[Start of section]

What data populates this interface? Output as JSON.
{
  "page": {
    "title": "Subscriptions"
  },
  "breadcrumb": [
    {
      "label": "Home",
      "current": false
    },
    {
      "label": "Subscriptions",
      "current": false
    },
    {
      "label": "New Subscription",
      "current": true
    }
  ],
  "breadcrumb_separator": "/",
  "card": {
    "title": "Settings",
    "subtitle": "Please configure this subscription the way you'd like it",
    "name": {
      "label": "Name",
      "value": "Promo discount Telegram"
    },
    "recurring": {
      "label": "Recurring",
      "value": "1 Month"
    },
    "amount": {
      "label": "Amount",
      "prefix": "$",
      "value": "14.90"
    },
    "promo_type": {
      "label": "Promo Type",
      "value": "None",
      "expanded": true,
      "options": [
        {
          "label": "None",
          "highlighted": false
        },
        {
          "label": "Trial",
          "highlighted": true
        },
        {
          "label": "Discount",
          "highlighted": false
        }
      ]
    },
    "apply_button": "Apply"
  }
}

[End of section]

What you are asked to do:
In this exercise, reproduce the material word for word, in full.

Response box:
What data populates this interface? Output as JSON.
{
  "page": {
    "title": "Subscriptions"
  },
  "breadcrumb": [
    {
      "label": "Home",
      "current": false
    },
    {
      "label": "Subscriptions",
      "current": false
    },
    {
      "label": "New Subscription",
      "current": true
    }
  ],
  "breadcrumb_separator": "/",
  "card": {
    "title": "Settings",
    "subtitle": "Please configure this subscription the way you'd like it",
    "name": {
      "label": "Name",
      "value": "Promo discount Telegram"
    },
    "recurring": {
      "label": "Recurring",
      "value": "1 Month"
    },
    "amount": {
      "label": "Amount",
      "prefix": "$",
      "value": "14.90"
    },
    "promo_type": {
      "label": "Promo Type",
      "value": "None",
      "expanded": true,
      "options": [
        {
          "label": "None",
          "highlighted": false
        },
        {
          "label": "Trial",
          "highlighted": true
        },
        {
          "label": "Discount",
          "highlighted": false
        }
      ]
    },
    "apply_button": "Apply"
  }
}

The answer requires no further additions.